:: DATA RECORDS

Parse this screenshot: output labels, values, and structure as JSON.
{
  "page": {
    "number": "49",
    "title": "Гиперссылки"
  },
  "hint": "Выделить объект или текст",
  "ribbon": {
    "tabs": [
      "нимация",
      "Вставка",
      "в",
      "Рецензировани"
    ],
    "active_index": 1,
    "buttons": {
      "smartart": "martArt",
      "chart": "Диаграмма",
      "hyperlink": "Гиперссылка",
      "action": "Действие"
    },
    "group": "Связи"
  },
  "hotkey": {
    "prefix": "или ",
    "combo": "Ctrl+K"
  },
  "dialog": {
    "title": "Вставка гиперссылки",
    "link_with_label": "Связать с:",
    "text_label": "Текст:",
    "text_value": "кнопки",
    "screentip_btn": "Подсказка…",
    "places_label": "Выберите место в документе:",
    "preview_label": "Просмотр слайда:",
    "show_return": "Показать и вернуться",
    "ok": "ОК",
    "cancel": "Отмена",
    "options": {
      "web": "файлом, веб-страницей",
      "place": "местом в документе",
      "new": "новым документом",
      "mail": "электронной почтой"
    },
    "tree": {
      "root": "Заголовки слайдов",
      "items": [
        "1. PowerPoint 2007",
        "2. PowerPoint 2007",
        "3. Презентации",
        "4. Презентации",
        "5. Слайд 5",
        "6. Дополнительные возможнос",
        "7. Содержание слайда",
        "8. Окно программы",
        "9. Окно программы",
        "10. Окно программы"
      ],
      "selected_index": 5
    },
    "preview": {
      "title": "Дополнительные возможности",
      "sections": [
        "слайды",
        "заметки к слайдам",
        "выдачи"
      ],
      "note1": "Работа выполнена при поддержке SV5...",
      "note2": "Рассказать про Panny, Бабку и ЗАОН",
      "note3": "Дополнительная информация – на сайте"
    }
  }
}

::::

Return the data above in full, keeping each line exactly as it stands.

Parse this screenshot: output labels, values, and structure as JSON.
{
  "page": {
    "number": "49",
    "title": "Гиперссылки"
  },
  "hint": "Выделить объект или текст",
  "ribbon": {
    "tabs": [
      "нимация",
      "Вставка",
      "в",
      "Рецензировани"
    ],
    "active_index": 1,
    "buttons": {
      "smartart": "martArt",
      "chart": "Диаграмма",
      "hyperlink": "Гиперссылка",
      "action": "Действие"
    },
    "group": "Связи"
  },
  "hotkey": {
    "prefix": "или ",
    "combo": "Ctrl+K"
  },
  "dialog": {
    "title": "Вставка гиперссылки",
    "link_with_label": "Связать с:",
    "text_label": "Текст:",
    "text_value": "кнопки",
    "screentip_btn": "Подсказка…",
    "places_label": "Выберите место в документе:",
    "preview_label": "Просмотр слайда:",
    "show_return": "Показать и вернуться",
    "ok": "ОК",
    "cancel": "Отмена",
    "options": {
      "web": "файлом, веб-страницей",
      "place": "местом в документе",
      "new": "новым документом",
      "mail": "электронной почтой"
    },
    "tree": {
      "root": "Заголовки слайдов",
      "items": [
        "1. PowerPoint 2007",
        "2. PowerPoint 2007",
        "3. Презентации",
        "4. Презентации",
        "5. Слайд 5",
        "6. Дополнительные возможнос",
        "7. Содержание слайда",
        "8. Окно программы",
        "9. Окно программы",
        "10. Окно программы"
      ],
      "selected_index": 5
    },
    "preview": {
      "title": "Дополнительные возможности",
      "sections": [
        "слайды",
        "заметки к слайдам",
        "выдачи"
      ],
      "note1": "Работа выполнена при поддержке SV5...",
      "note2": "Рассказать про Panny, Бабку и ЗАОН",
      "note3": "Дополнительная информация – на сайте"
    }
  }
}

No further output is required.